Lithuanian’s language was also suppressed and the Russian language was forced onto the people plus the Cyrillic writing. The Russian immigrants were forbidden to learn Lithuanian. However, it survived and today the people speak their own language again. Lithuanian is an Indo-European language.
The area of Lithuania was first mentioned in a German Chronicle in 1009. The country traded with Kievan Rus and other states nearby. The country was established as such in the 13th century.
Their one and only king, Mindaugas, was crowned in 1253. Even today the 6 July is still celebrated each year. He brought Catholicism to the country. He was assassinated and the pagan Lithuanians were blamed. After that a line of Grand Dukes ruled the country and in 1569 it was united with Poland. Soon this alliance was broken and the country came under the harsh rules of the Tsar of Russia during the 18th century. The Russian language and Cyrillic’s script were forced onto the people.
During the First World War the country was occupied by the Germans but received its independence after they left. When the Second World War broke out Russia forced the country to establish Soviet military bases on their ground. In 1940 the independence was once more lost and it became a republic under the USSR rules. Germany conquered Lithuania once more in 1941 and most of the country’s Jews died in concentration camps.
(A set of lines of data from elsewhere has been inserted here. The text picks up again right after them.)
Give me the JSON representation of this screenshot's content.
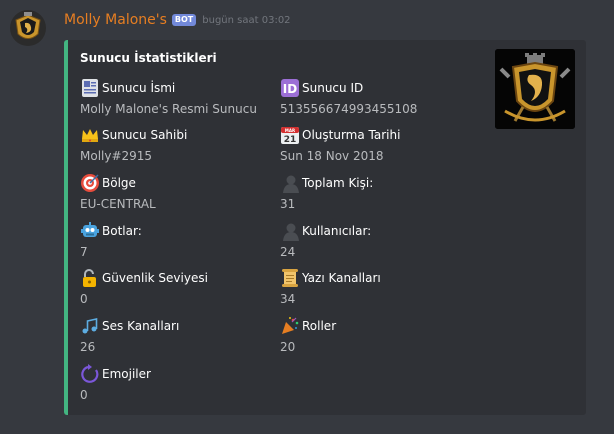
{
  "message": {
    "username": "Molly Malone's",
    "bot_tag": "BOT",
    "timestamp": "bugün saat 03:02"
  },
  "embed": {
    "title": "Sunucu İstatistikleri",
    "accent_color": "#43b581",
    "fields": [
      {
        "icon": "id-card-icon",
        "name": "Sunucu İsmi",
        "value": "Molly Malone's Resmi Sunucu"
      },
      {
        "icon": "id-badge-icon",
        "name": "Sunucu ID",
        "value": "513556674993455108"
      },
      {
        "icon": "crown-icon",
        "name": "Sunucu Sahibi",
        "value": "Molly#2915"
      },
      {
        "icon": "calendar-icon",
        "name": "Oluşturma Tarihi",
        "value": "Sun 18 Nov 2018"
      },
      {
        "icon": "target-icon",
        "name": "Bölge",
        "value": "EU-CENTRAL"
      },
      {
        "icon": "person-silhouette-icon",
        "name": "Toplam Kişi:",
        "value": "31"
      },
      {
        "icon": "robot-icon",
        "name": "Botlar:",
        "value": "7"
      },
      {
        "icon": "person-silhouette-icon",
        "name": "Kullanıcılar:",
        "value": "24"
      },
      {
        "icon": "lock-icon",
        "name": "Güvenlik Seviyesi",
        "value": "0"
      },
      {
        "icon": "scroll-icon",
        "name": "Yazı Kanalları",
        "value": "34"
      },
      {
        "icon": "music-notes-icon",
        "name": "Ses Kanalları",
        "value": "26"
      },
      {
        "icon": "party-popper-icon",
        "name": "Roller",
        "value": "20"
      },
      {
        "icon": "circle-arrow-icon",
        "name": "Emojiler",
        "value": "0"
      }
    ]
  }
}
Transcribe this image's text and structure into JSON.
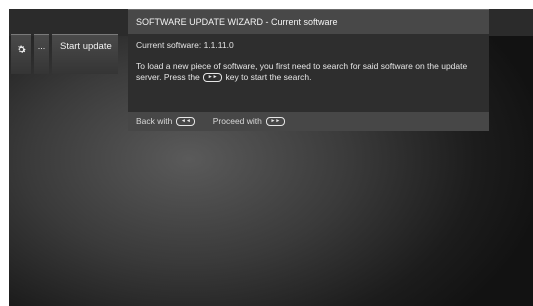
{
  "toolbar": {
    "settings_icon": "gear-icon",
    "more_label": "...",
    "start_update_label": "Start update"
  },
  "wizard": {
    "title": "SOFTWARE UPDATE WIZARD - Current software",
    "current_software_label": "Current software:",
    "current_software_version": "1.1.11.0",
    "message_part1": "To load a new piece of software, you first need to search for said software on the update server. Press the",
    "message_key": "►►",
    "message_part2": "key to start the search.",
    "footer_back_label": "Back with",
    "footer_back_key": "◄◄",
    "footer_proceed_label": "Proceed with",
    "footer_proceed_key": "►►"
  }
}
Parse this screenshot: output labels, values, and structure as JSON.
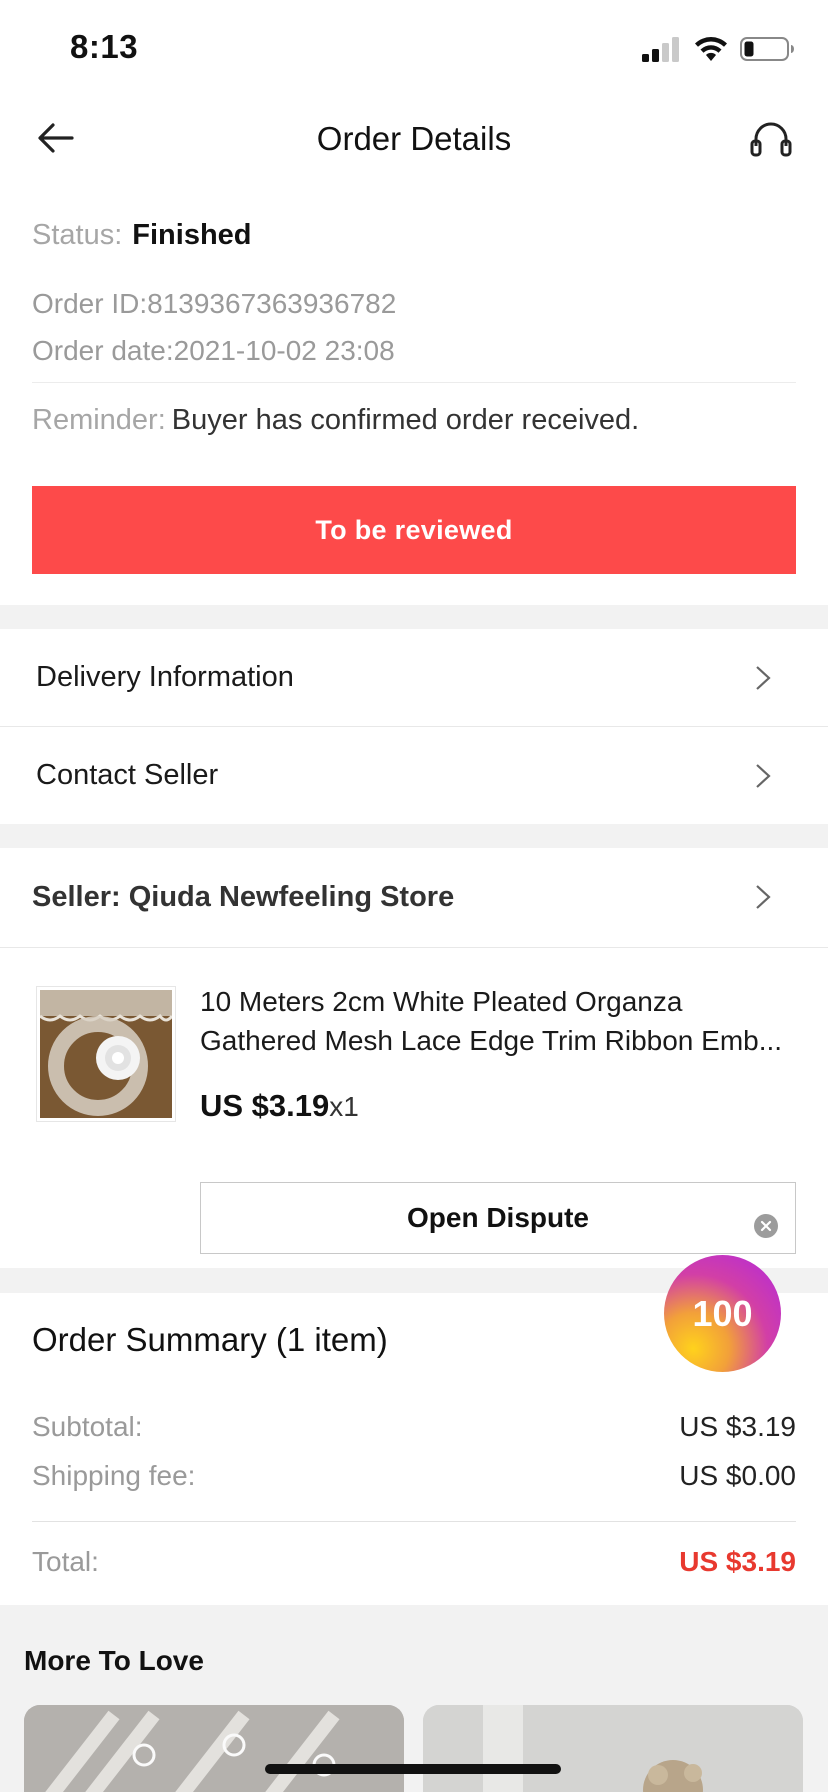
{
  "status_bar": {
    "time": "8:13"
  },
  "nav": {
    "title": "Order Details",
    "back_icon": "arrow-left-icon",
    "support_icon": "headset-icon"
  },
  "order": {
    "status_label": "Status:",
    "status_value": "Finished",
    "order_id": "Order ID:8139367363936782",
    "order_date": "Order date:2021-10-02 23:08",
    "reminder_label": "Reminder:",
    "reminder_text": "Buyer has confirmed order received."
  },
  "review_button": "To be reviewed",
  "menu": {
    "delivery": "Delivery Information",
    "contact": "Contact Seller"
  },
  "seller": {
    "label": "Seller: Qiuda Newfeeling Store"
  },
  "product": {
    "title_line1": "10 Meters 2cm White Pleated Organza",
    "title_line2": "Gathered Mesh Lace Edge Trim Ribbon Emb...",
    "price": "US $3.19",
    "qty": "x1",
    "dispute_button": "Open Dispute"
  },
  "summary": {
    "title": "Order Summary (1 item)",
    "subtotal_label": "Subtotal:",
    "subtotal_value": "US $3.19",
    "shipping_label": "Shipping fee:",
    "shipping_value": "US $0.00",
    "total_label": "Total:",
    "total_value": "US $3.19"
  },
  "floating_badge": {
    "text": "100"
  },
  "more": {
    "title": "More To Love"
  },
  "colors": {
    "accent": "#fd4a4a",
    "total": "#e8392f"
  }
}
In 1944 Lithuania became again under the Soviet rules until Mikhail Gorbachev’s liberalisation reforms in mid 1980s. Lithuania was aiming once more for independence and when the Soviet Union collapsed in 1991 their dreams and wishes came true.